Page and application data records:
══════════════════════════════

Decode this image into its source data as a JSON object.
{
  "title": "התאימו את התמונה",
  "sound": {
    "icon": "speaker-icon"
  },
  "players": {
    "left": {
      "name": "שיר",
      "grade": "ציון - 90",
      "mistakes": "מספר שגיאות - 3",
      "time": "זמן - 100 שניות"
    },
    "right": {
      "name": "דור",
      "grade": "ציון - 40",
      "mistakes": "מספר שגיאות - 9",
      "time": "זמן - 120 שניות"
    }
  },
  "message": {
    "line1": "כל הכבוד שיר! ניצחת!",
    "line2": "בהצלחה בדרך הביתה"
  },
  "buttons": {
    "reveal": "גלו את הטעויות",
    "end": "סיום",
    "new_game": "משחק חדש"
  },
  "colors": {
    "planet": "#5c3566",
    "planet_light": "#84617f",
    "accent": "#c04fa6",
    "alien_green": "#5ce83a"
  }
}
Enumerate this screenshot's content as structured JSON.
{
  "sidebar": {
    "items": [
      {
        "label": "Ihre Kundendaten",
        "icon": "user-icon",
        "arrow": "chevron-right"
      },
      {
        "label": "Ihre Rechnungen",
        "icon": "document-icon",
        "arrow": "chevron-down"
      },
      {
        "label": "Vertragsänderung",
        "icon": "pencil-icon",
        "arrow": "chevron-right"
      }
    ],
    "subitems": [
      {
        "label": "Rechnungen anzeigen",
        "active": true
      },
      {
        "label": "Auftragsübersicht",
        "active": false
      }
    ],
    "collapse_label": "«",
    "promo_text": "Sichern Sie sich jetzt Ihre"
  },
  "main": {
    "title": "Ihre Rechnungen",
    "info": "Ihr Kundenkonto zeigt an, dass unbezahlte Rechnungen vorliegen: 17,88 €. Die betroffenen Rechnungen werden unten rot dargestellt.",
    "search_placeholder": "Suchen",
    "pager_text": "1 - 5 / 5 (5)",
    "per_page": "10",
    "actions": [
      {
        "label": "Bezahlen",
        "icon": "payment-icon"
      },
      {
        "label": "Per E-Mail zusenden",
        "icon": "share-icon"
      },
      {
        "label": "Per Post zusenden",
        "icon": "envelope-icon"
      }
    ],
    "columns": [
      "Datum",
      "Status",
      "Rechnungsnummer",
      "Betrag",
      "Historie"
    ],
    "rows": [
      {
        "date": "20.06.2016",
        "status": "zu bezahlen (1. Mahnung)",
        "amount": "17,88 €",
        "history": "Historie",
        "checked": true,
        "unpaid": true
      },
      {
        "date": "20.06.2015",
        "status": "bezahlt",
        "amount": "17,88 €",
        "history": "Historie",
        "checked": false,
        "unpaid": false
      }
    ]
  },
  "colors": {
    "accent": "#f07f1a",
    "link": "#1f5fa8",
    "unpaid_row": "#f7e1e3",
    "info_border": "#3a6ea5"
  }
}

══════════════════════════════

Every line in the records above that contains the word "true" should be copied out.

        "active": true
        "checked": true,
        "unpaid": true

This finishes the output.